(Exercise requirements) Your task is to filter the entries and copy every line containing the string "STEEM".

☆ ☆ ☆ ☆

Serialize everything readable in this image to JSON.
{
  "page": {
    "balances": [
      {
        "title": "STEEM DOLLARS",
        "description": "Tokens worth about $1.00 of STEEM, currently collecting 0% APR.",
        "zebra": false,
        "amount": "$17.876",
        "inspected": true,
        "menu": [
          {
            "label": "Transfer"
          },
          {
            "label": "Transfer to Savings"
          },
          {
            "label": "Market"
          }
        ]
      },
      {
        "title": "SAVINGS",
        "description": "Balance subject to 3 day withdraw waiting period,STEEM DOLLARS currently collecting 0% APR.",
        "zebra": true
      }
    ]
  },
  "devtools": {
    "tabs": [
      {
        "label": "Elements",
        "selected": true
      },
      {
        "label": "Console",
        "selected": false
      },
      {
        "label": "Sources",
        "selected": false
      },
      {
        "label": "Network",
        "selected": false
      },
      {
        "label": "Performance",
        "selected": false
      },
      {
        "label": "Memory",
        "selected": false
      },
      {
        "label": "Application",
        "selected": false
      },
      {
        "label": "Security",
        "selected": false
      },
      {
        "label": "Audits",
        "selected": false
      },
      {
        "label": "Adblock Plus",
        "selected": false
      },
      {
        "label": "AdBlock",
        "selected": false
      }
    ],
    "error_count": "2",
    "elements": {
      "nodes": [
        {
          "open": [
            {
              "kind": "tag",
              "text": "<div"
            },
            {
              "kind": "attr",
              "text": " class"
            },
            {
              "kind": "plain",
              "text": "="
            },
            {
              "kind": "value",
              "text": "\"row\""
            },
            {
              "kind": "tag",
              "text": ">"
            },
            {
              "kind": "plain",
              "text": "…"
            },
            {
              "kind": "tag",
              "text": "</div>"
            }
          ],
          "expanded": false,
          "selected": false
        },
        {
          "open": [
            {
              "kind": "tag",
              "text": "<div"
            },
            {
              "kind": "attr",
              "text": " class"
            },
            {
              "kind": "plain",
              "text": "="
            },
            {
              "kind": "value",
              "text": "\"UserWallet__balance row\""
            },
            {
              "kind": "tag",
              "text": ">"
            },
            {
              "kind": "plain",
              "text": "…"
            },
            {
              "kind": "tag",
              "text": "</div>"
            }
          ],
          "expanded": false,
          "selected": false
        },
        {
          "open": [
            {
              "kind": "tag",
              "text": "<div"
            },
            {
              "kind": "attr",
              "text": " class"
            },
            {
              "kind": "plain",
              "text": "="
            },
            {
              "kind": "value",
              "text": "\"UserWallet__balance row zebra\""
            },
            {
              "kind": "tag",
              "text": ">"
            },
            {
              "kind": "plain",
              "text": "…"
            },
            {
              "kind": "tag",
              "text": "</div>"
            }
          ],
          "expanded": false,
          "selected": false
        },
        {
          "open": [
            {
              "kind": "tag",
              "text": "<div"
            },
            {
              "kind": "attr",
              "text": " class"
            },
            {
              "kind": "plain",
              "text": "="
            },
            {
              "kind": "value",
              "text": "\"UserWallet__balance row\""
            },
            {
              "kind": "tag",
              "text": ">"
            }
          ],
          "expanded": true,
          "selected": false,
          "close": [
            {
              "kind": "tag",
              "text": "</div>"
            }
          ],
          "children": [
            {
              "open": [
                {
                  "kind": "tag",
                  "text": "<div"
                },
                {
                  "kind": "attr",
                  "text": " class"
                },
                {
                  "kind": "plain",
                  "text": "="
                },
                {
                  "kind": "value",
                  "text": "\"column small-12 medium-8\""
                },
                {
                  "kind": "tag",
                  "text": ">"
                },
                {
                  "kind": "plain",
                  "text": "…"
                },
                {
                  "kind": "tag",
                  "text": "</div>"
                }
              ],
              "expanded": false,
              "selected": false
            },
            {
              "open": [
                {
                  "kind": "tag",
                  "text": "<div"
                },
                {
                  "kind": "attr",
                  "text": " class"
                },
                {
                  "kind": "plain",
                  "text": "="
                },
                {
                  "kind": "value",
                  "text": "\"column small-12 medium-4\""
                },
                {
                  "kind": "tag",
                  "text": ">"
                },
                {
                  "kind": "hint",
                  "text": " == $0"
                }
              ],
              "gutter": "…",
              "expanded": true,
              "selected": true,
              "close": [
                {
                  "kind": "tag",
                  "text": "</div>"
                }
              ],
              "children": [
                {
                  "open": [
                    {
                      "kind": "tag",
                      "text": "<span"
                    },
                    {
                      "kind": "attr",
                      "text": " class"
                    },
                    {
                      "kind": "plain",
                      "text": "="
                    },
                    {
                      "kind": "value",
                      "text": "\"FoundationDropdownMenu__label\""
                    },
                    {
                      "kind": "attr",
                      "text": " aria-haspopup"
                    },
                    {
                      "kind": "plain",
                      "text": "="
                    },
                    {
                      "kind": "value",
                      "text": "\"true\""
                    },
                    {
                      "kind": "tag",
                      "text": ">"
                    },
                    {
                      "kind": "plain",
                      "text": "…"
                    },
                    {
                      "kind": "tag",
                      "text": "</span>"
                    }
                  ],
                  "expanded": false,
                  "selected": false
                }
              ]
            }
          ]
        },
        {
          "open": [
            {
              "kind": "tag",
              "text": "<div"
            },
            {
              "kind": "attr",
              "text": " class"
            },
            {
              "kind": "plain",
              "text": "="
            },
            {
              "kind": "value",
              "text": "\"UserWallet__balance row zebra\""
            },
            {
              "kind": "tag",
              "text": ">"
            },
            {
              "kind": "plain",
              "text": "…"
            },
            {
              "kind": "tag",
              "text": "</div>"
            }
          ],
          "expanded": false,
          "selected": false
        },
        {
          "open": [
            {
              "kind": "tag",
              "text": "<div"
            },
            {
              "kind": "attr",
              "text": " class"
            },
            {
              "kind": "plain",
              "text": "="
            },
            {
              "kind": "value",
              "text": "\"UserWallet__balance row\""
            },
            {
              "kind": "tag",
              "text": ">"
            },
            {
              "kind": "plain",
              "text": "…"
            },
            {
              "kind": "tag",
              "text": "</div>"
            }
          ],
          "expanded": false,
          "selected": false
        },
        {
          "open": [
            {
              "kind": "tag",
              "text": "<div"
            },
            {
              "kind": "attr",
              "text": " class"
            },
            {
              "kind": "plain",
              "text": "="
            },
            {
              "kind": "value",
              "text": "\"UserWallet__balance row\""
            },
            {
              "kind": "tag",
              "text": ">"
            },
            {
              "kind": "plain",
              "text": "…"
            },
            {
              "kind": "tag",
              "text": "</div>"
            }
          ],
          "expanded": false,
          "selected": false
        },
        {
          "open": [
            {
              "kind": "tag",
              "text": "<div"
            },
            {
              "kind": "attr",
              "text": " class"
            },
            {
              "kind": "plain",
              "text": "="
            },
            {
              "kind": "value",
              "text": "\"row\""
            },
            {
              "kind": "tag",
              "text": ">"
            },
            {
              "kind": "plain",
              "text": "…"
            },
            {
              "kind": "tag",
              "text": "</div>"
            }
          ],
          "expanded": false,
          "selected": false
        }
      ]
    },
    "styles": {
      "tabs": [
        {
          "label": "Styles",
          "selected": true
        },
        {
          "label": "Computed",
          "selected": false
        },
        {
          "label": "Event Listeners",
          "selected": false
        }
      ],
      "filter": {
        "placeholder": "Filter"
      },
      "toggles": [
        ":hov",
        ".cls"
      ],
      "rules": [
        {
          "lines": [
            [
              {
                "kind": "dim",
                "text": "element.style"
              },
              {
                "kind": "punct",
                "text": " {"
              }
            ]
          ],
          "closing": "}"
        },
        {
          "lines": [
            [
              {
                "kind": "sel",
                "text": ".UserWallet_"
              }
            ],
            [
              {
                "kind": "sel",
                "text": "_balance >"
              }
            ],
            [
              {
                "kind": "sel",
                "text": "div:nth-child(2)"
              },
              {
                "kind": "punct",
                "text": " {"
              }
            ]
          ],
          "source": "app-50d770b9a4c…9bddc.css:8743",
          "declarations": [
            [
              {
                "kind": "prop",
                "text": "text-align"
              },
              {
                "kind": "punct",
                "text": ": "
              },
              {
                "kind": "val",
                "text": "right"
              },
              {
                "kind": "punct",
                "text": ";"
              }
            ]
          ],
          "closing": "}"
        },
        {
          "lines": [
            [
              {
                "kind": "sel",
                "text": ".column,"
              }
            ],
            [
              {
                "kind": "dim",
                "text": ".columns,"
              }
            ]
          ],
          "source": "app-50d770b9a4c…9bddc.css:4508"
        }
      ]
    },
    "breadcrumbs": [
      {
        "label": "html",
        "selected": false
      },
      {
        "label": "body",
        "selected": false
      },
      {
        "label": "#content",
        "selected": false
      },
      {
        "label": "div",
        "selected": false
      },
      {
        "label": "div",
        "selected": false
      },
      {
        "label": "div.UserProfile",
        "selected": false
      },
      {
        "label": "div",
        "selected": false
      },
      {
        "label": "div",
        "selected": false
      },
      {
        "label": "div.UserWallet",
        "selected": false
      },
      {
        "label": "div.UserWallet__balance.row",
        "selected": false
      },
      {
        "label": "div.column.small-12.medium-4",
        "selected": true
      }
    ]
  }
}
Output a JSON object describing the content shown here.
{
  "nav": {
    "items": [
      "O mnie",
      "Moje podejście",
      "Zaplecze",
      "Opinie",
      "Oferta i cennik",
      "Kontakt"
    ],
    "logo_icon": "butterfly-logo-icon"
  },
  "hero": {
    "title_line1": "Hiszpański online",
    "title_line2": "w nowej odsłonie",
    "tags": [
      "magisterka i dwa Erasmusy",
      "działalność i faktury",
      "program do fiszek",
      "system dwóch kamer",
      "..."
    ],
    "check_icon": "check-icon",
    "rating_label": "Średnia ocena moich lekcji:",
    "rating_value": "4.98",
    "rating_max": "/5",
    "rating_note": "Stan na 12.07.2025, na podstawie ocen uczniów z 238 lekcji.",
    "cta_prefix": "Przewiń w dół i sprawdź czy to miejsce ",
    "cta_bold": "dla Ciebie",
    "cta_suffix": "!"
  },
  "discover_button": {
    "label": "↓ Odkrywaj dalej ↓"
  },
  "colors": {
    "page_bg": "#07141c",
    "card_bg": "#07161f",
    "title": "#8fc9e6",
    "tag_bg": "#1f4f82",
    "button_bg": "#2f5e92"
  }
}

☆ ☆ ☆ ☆

(Answer box)
        "title": "STEEM DOLLARS",
        "description": "Tokens worth about $1.00 of STEEM, currently collecting 0% APR.",
        "description": "Balance subject to 3 day withdraw waiting period,STEEM DOLLARS currently collecting 0% APR.",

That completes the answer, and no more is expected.